“The Eternal Zero” is based on the book by Naoki Hyakuta and directed by Takashi Yamazaki from a screenplay by Yamazaki and Tamio Hayashi. The story flits back and forth between the ‘present’ of 2004 and the war years. It is a structure that allows for much needed breaks in the narrative of Miyabe’s wartime experiences as well as giving the filmmakers a way of showing the impact of his actions two generations later. The wartimes segments are enlivened by some great aerial sequences, with Zeros and American fighters being recreated through CGI, that capture the ferocity and deadliness of the fighting. We see some of the most pivotal battles of the war, Midway and Guadal Canal, recreated, though the characters are fictional. There are only a couple of brief glimpses of bloody or violent scenes, but it is enough for the audience to understand the seriousness of what is at stake. Junichi Okada plays Miyabe with a calm air that shifts alarmingly in a later scene when he comes to understand the true horror of war. There are some great supporting performances from Mao Inoue as his young wife, Hirofumi Arai as his fellow pilot Kageura, an aggressive, gung-ho counterpoint to Miyabe, and Min Tanaka who plays his sombre older self. Shota Sometani also stars as a likeable young recruit who is helped by Miyabe. The film is rather longer than it needs to be at over two hours, and the acting at times overly dramatic. It suffers most when it attempts to steer the audience to a conclusion rather than allowing the story to stand for itself, though for the most part it is an engaging and emotional tale.

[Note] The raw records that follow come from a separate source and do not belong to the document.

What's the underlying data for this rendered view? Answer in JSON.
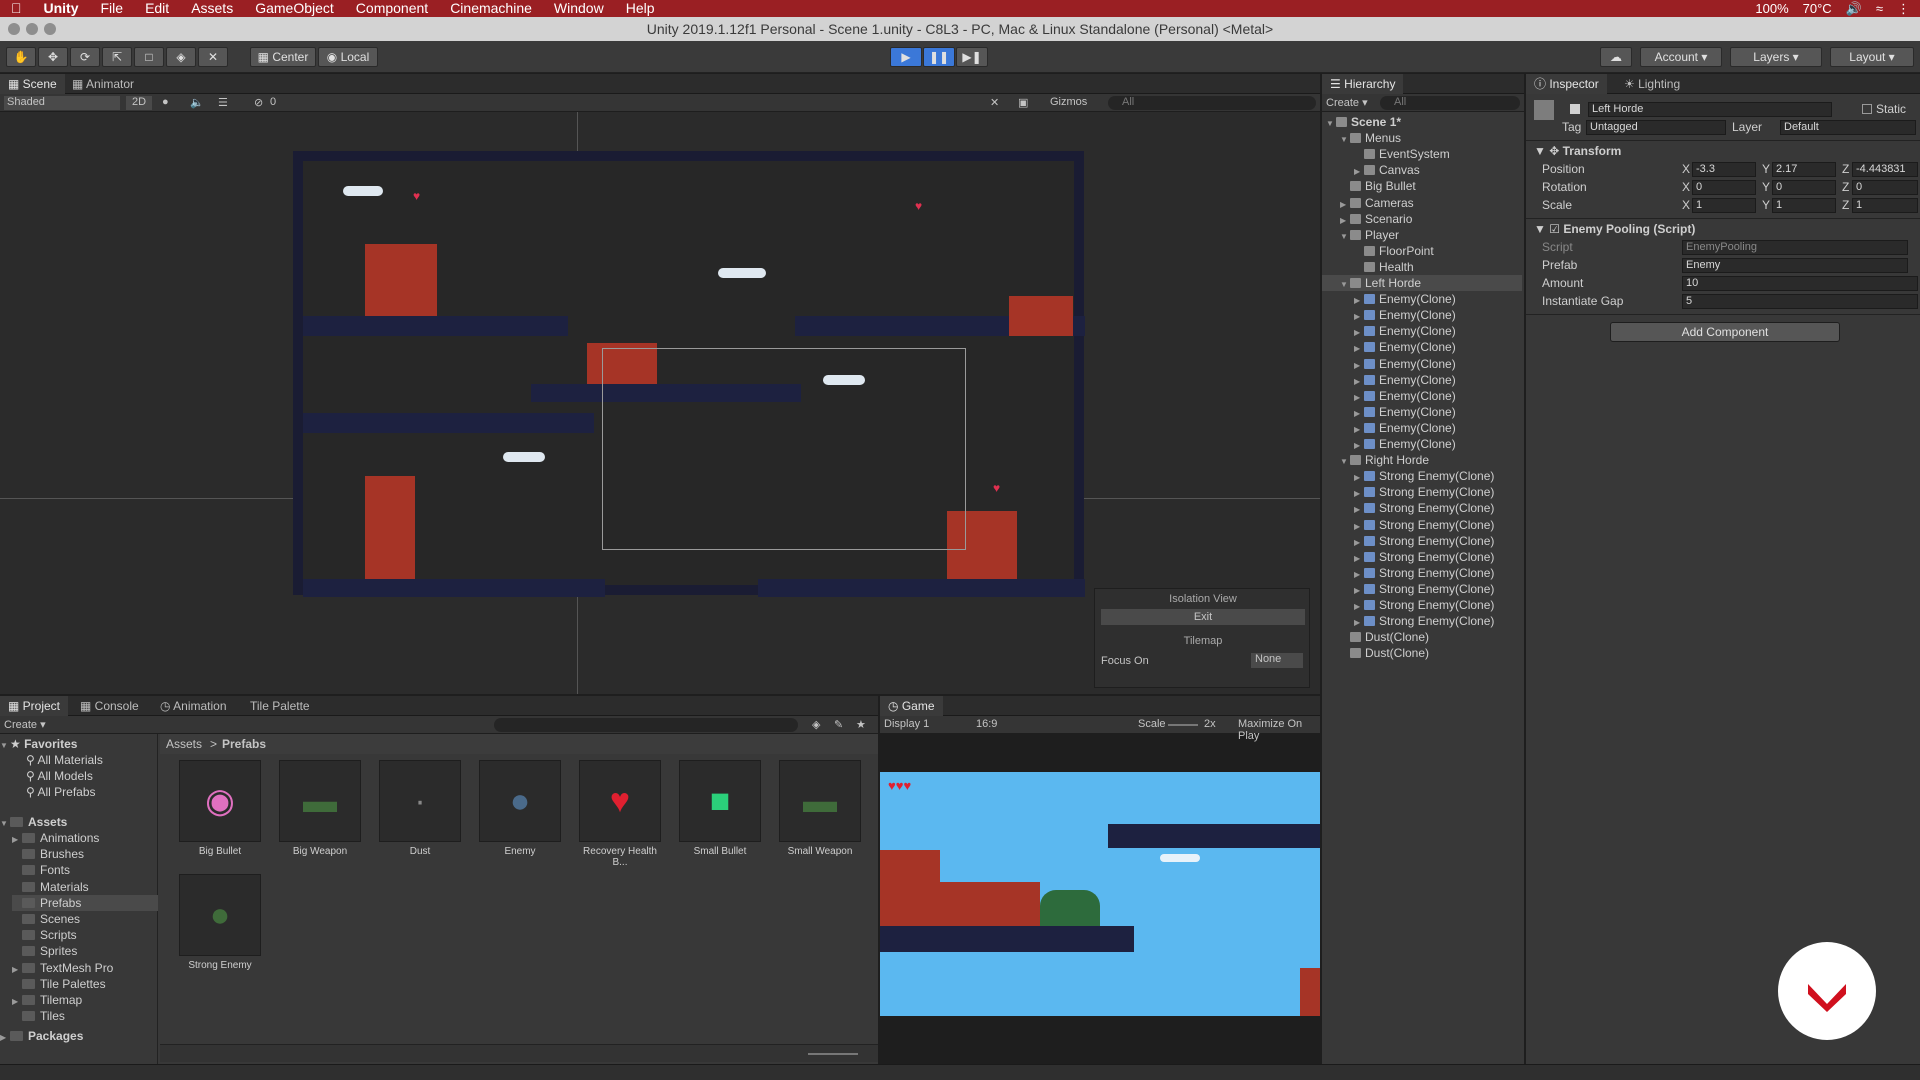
{
  "menubar": {
    "app": "Unity",
    "items": [
      "File",
      "Edit",
      "Assets",
      "GameObject",
      "Component",
      "Cinemachine",
      "Window",
      "Help"
    ],
    "status": {
      "battery": "100%",
      "temp": "70°C"
    }
  },
  "window": {
    "title": "Unity 2019.1.12f1 Personal - Scene 1.unity - C8L3 - PC, Mac & Linux Standalone (Personal) <Metal>"
  },
  "toolbar": {
    "center": "Center",
    "local": "Local",
    "account": "Account",
    "layers": "Layers",
    "layout": "Layout"
  },
  "scene": {
    "tabs": [
      "Scene",
      "Animator"
    ],
    "shading": "Shaded",
    "mode2d": "2D",
    "gizmos": "Gizmos",
    "search_placeholder": "All",
    "fx_count": "0",
    "isolation": {
      "title": "Isolation View",
      "exit": "Exit",
      "tilemap": "Tilemap",
      "focus_label": "Focus On",
      "focus_value": "None"
    }
  },
  "hierarchy": {
    "tab": "Hierarchy",
    "create": "Create",
    "search_placeholder": "All",
    "rows": [
      {
        "t": "Scene 1*",
        "d": 0,
        "a": "▼",
        "bold": true
      },
      {
        "t": "Menus",
        "d": 1,
        "a": "▼"
      },
      {
        "t": "EventSystem",
        "d": 2,
        "a": ""
      },
      {
        "t": "Canvas",
        "d": 2,
        "a": "▶"
      },
      {
        "t": "Big Bullet",
        "d": 1,
        "a": ""
      },
      {
        "t": "Cameras",
        "d": 1,
        "a": "▶"
      },
      {
        "t": "Scenario",
        "d": 1,
        "a": "▶"
      },
      {
        "t": "Player",
        "d": 1,
        "a": "▼"
      },
      {
        "t": "FloorPoint",
        "d": 2,
        "a": ""
      },
      {
        "t": "Health",
        "d": 2,
        "a": ""
      },
      {
        "t": "Left Horde",
        "d": 1,
        "a": "▼",
        "sel": true
      },
      {
        "t": "Enemy(Clone)",
        "d": 2,
        "a": "▶",
        "p": true
      },
      {
        "t": "Enemy(Clone)",
        "d": 2,
        "a": "▶",
        "p": true
      },
      {
        "t": "Enemy(Clone)",
        "d": 2,
        "a": "▶",
        "p": true
      },
      {
        "t": "Enemy(Clone)",
        "d": 2,
        "a": "▶",
        "p": true
      },
      {
        "t": "Enemy(Clone)",
        "d": 2,
        "a": "▶",
        "p": true
      },
      {
        "t": "Enemy(Clone)",
        "d": 2,
        "a": "▶",
        "p": true
      },
      {
        "t": "Enemy(Clone)",
        "d": 2,
        "a": "▶",
        "p": true
      },
      {
        "t": "Enemy(Clone)",
        "d": 2,
        "a": "▶",
        "p": true
      },
      {
        "t": "Enemy(Clone)",
        "d": 2,
        "a": "▶",
        "p": true
      },
      {
        "t": "Enemy(Clone)",
        "d": 2,
        "a": "▶",
        "p": true
      },
      {
        "t": "Right Horde",
        "d": 1,
        "a": "▼"
      },
      {
        "t": "Strong Enemy(Clone)",
        "d": 2,
        "a": "▶",
        "p": true
      },
      {
        "t": "Strong Enemy(Clone)",
        "d": 2,
        "a": "▶",
        "p": true
      },
      {
        "t": "Strong Enemy(Clone)",
        "d": 2,
        "a": "▶",
        "p": true
      },
      {
        "t": "Strong Enemy(Clone)",
        "d": 2,
        "a": "▶",
        "p": true
      },
      {
        "t": "Strong Enemy(Clone)",
        "d": 2,
        "a": "▶",
        "p": true
      },
      {
        "t": "Strong Enemy(Clone)",
        "d": 2,
        "a": "▶",
        "p": true
      },
      {
        "t": "Strong Enemy(Clone)",
        "d": 2,
        "a": "▶",
        "p": true
      },
      {
        "t": "Strong Enemy(Clone)",
        "d": 2,
        "a": "▶",
        "p": true
      },
      {
        "t": "Strong Enemy(Clone)",
        "d": 2,
        "a": "▶",
        "p": true
      },
      {
        "t": "Strong Enemy(Clone)",
        "d": 2,
        "a": "▶",
        "p": true
      },
      {
        "t": "Dust(Clone)",
        "d": 1,
        "a": ""
      },
      {
        "t": "Dust(Clone)",
        "d": 1,
        "a": ""
      }
    ]
  },
  "inspector": {
    "tab": "Inspector",
    "lighting": "Lighting",
    "object_name": "Left Horde",
    "static": "Static",
    "tag_label": "Tag",
    "tag": "Untagged",
    "layer_label": "Layer",
    "layer": "Default",
    "transform": {
      "title": "Transform",
      "position": {
        "label": "Position",
        "x": "-3.3",
        "y": "2.17",
        "z": "-4.443831"
      },
      "rotation": {
        "label": "Rotation",
        "x": "0",
        "y": "0",
        "z": "0"
      },
      "scale": {
        "label": "Scale",
        "x": "1",
        "y": "1",
        "z": "1"
      }
    },
    "script_comp": {
      "title": "Enemy Pooling (Script)",
      "script_label": "Script",
      "script": "EnemyPooling",
      "prefab_label": "Prefab",
      "prefab": "Enemy",
      "amount_label": "Amount",
      "amount": "10",
      "gap_label": "Instantiate Gap",
      "gap": "5"
    },
    "add_component": "Add Component"
  },
  "project": {
    "tabs": [
      "Project",
      "Console",
      "Animation",
      "Tile Palette"
    ],
    "create": "Create",
    "breadcrumb": [
      "Assets",
      "Prefabs"
    ],
    "favorites": "Favorites",
    "fav_items": [
      "All Materials",
      "All Models",
      "All Prefabs"
    ],
    "assets": "Assets",
    "asset_folders": [
      {
        "n": "Animations",
        "a": "▶"
      },
      {
        "n": "Brushes",
        "a": ""
      },
      {
        "n": "Fonts",
        "a": ""
      },
      {
        "n": "Materials",
        "a": ""
      },
      {
        "n": "Prefabs",
        "a": "",
        "sel": true
      },
      {
        "n": "Scenes",
        "a": ""
      },
      {
        "n": "Scripts",
        "a": ""
      },
      {
        "n": "Sprites",
        "a": ""
      },
      {
        "n": "TextMesh Pro",
        "a": "▶"
      },
      {
        "n": "Tile Palettes",
        "a": ""
      },
      {
        "n": "Tilemap",
        "a": "▶"
      },
      {
        "n": "Tiles",
        "a": ""
      }
    ],
    "packages": "Packages",
    "prefabs": [
      "Big Bullet",
      "Big Weapon",
      "Dust",
      "Enemy",
      "Recovery Health B...",
      "Small Bullet",
      "Small Weapon",
      "Strong Enemy"
    ]
  },
  "game": {
    "tab": "Game",
    "display": "Display 1",
    "aspect": "16:9",
    "scale_label": "Scale",
    "scale": "2x",
    "maximize": "Maximize On Play"
  }
}
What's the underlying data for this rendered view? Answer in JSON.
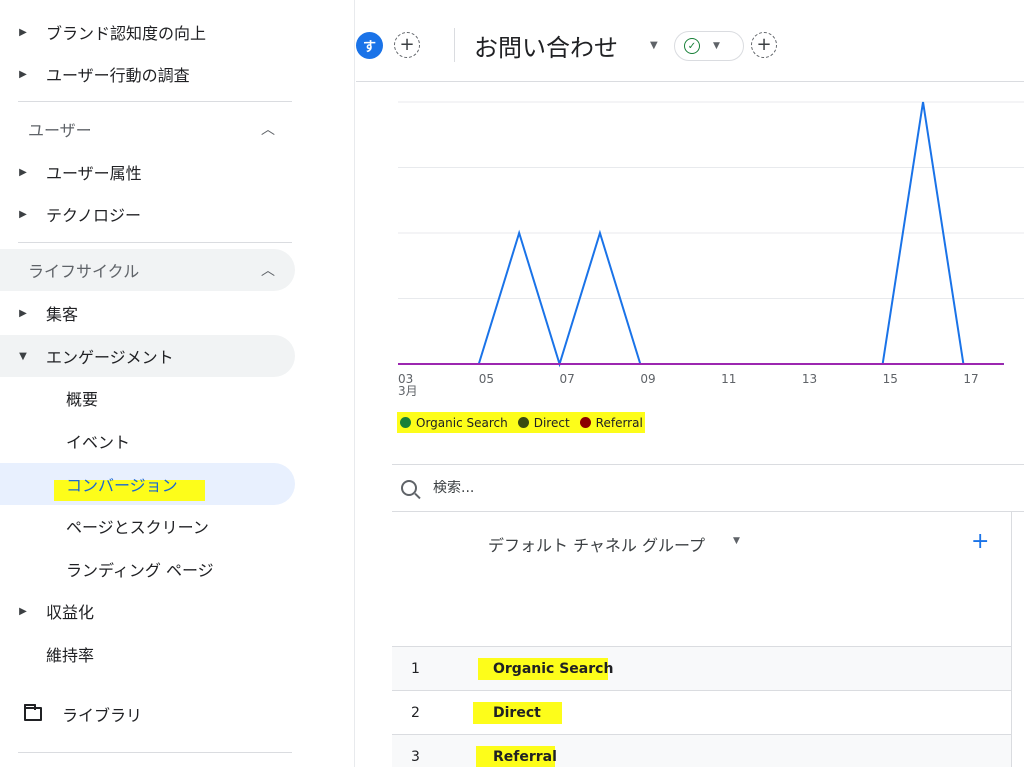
{
  "sidebar": {
    "top_items": [
      {
        "label": "ブランド認知度の向上"
      },
      {
        "label": "ユーザー行動の調査"
      }
    ],
    "section_user": {
      "label": "ユーザー",
      "chevron": "▲"
    },
    "user_items": [
      {
        "label": "ユーザー属性"
      },
      {
        "label": "テクノロジー"
      }
    ],
    "section_lifecycle": {
      "label": "ライフサイクル",
      "chevron": "▲"
    },
    "lifecycle_items": [
      {
        "label": "集客",
        "expanded": false
      },
      {
        "label": "エンゲージメント",
        "expanded": true
      }
    ],
    "engagement_sub": [
      {
        "label": "概要"
      },
      {
        "label": "イベント"
      },
      {
        "label": "コンバージョン",
        "active": true
      },
      {
        "label": "ページとスクリーン"
      },
      {
        "label": "ランディング ページ"
      }
    ],
    "monetization": {
      "label": "収益化"
    },
    "retention": {
      "label": "維持率"
    },
    "library": {
      "label": "ライブラリ",
      "icon": "folder-icon"
    }
  },
  "header": {
    "avatar_letter": "す",
    "title": "お問い合わせ",
    "status_icon": "check-circle-icon",
    "add_icon": "+"
  },
  "chart_data": {
    "type": "line",
    "x_tick_labels": [
      "03",
      "05",
      "07",
      "09",
      "11",
      "13",
      "15",
      "17"
    ],
    "x_month_label": "3月",
    "x": [
      3,
      4,
      5,
      6,
      7,
      8,
      9,
      10,
      11,
      12,
      13,
      14,
      15,
      16,
      17,
      18
    ],
    "series": [
      {
        "name": "Organic Search",
        "color": "#1a73e8",
        "values": [
          0,
          0,
          0,
          2,
          0,
          2,
          0,
          0,
          0,
          0,
          0,
          0,
          0,
          4,
          0,
          0
        ]
      },
      {
        "name": "Direct",
        "color": "#3a4a10",
        "values": [
          0,
          0,
          0,
          0,
          0,
          0,
          0,
          0,
          0,
          0,
          0,
          0,
          0,
          0,
          0,
          0
        ]
      },
      {
        "name": "Referral",
        "color": "#9c27b0",
        "values": [
          0,
          0,
          0,
          0,
          0,
          0,
          0,
          0,
          0,
          0,
          0,
          0,
          0,
          0,
          0,
          0
        ]
      }
    ],
    "xlim": [
      3,
      18.5
    ],
    "ylim": [
      0,
      4
    ],
    "grid": true,
    "legend": [
      {
        "name": "Organic Search",
        "color": "#188038"
      },
      {
        "name": "Direct",
        "color": "#3a4a10"
      },
      {
        "name": "Referral",
        "color": "#8b0000"
      }
    ]
  },
  "search": {
    "placeholder": "検索..."
  },
  "table": {
    "column_header": "デフォルト チャネル グループ",
    "add_column": "+",
    "rows": [
      {
        "index": "1",
        "name": "Organic Search"
      },
      {
        "index": "2",
        "name": "Direct"
      },
      {
        "index": "3",
        "name": "Referral"
      }
    ]
  }
}
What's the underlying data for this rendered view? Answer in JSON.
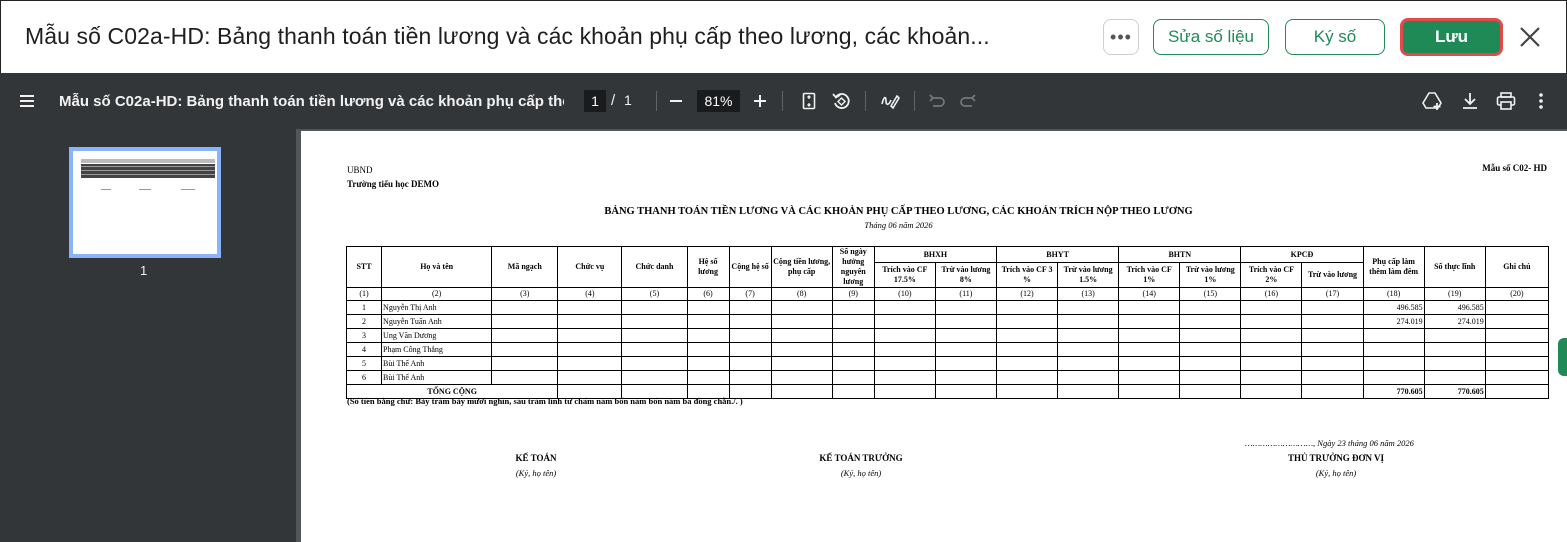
{
  "dialog": {
    "title": "Mẫu số C02a-HD: Bảng thanh toán tiền lương và các khoản phụ cấp theo lương, các khoản...",
    "more_label": "•••",
    "edit_label": "Sửa số liệu",
    "sign_label": "Ký số",
    "save_label": "Lưu",
    "accent_color": "#1f8a55"
  },
  "viewer": {
    "doc_title": "Mẫu số C02a-HD: Bảng thanh toán tiền lương và các khoản phụ cấp theo lươ...",
    "page_current": "1",
    "page_sep": "/",
    "page_total": "1",
    "zoom": "81%",
    "thumb_label": "1"
  },
  "doc": {
    "ubnd": "UBND",
    "school": "Trường tiểu học DEMO",
    "form_no": "Mẫu số C02- HD",
    "title": "BẢNG THANH TOÁN TIỀN LƯƠNG VÀ CÁC KHOẢN PHỤ CẤP THEO LƯƠNG, CÁC KHOẢN TRÍCH NỘP THEO LƯƠNG",
    "subtitle": "Tháng 06 năm 2026",
    "headers": {
      "stt": "STT",
      "name": "Họ và tên",
      "ma_ngach": "Mã ngạch",
      "chuc_vu": "Chức vụ",
      "chuc_danh": "Chức danh",
      "he_so_luong": "Hệ số lương",
      "cong_he_so": "Cộng hệ số",
      "cong_tien": "Cộng tiền lương, phụ cấp",
      "so_ngay": "Số ngày hưởng nguyên lương",
      "bhxh": "BHXH",
      "bhyt": "BHYT",
      "bhtn": "BHTN",
      "kpcd": "KPCĐ",
      "phu_cap": "Phụ cấp làm thêm làm đêm",
      "so_thuc_linh": "Số thực lĩnh",
      "ghi_chu": "Ghi chú",
      "bhxh_cf": "Trích vào CF 17.5%",
      "bhxh_luong": "Trừ vào lương 8%",
      "bhyt_cf": "Trích vào CF 3 %",
      "bhyt_luong": "Trừ vào lương 1.5%",
      "bhtn_cf": "Trích vào CF 1%",
      "bhtn_luong": "Trừ vào lương 1%",
      "kpcd_cf": "Trích vào CF 2%",
      "kpcd_luong": "Trừ vào lương"
    },
    "col_numbers": [
      "(1)",
      "(2)",
      "(3)",
      "(4)",
      "(5)",
      "(6)",
      "(7)",
      "(8)",
      "(9)",
      "(10)",
      "(11)",
      "(12)",
      "(13)",
      "(14)",
      "(15)",
      "(16)",
      "(17)",
      "(18)",
      "(19)",
      "(20)"
    ],
    "rows": [
      {
        "stt": "1",
        "name": "Nguyễn Thị Anh",
        "phu_cap": "496.585",
        "thuc_linh": "496.585"
      },
      {
        "stt": "2",
        "name": "Nguyễn Tuấn Anh",
        "phu_cap": "274.019",
        "thuc_linh": "274.019"
      },
      {
        "stt": "3",
        "name": "Ung Văn Dương",
        "phu_cap": "",
        "thuc_linh": ""
      },
      {
        "stt": "4",
        "name": "Phạm Công Thắng",
        "phu_cap": "",
        "thuc_linh": ""
      },
      {
        "stt": "5",
        "name": "Bùi Thế Anh",
        "phu_cap": "",
        "thuc_linh": ""
      },
      {
        "stt": "6",
        "name": "Bùi Thế Anh",
        "phu_cap": "",
        "thuc_linh": ""
      }
    ],
    "total_label": "TỔNG CỘNG",
    "total_phu_cap": "770.605",
    "total_thuc_linh": "770.605",
    "amount_in_words": "(Số tiền bằng chữ: Bảy trăm bảy mươi nghìn, sáu trăm linh tư chấm năm bốn năm bốn năm ba đồng chẵn./. )",
    "date_line": "………………………, Ngày 23 tháng 06 năm 2026",
    "signatures": [
      {
        "title": "KẾ TOÁN",
        "sub": "(Ký, họ tên)"
      },
      {
        "title": "KẾ TOÁN TRƯỞNG",
        "sub": "(Ký, họ tên)"
      },
      {
        "title": "THỦ TRƯỞNG ĐƠN VỊ",
        "sub": "(Ký, họ tên)"
      }
    ]
  }
}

“The Eternal Zero” looks back at the war from the Japanese perspective with a mature eye, acknowledging the rampant nationalism and idolatry that led many to their deaths, and admitting that mistakes were made. A number of the characters comment on the fact that their way of thinking has changed with the passage of time. Some may dismiss this as a sly attempt to avoid taking responsibility for some of the atrocities committed during wartime, a way of distancing those who were there from these very different times and circumstances. However, the men who fought were young at the time, and fed imperial propaganda that indoctrinated a sense of superiority, and a do or die mentality into its military. The film’s central message is one of the value of life, not to throw it away needlessly, but to preserve it as our greatest asset. In contrast to his fellow pilots, Miyabe believes each life he can save, including his own, will be more valuable than those lost in pursuit of victory. It is a belief that is vindicated by many in later life who praise him for his stance, one that was difficult at the time. This is a powerful and important message to try to do the right thing even when those around you are pressuring you to conform to their own ideals.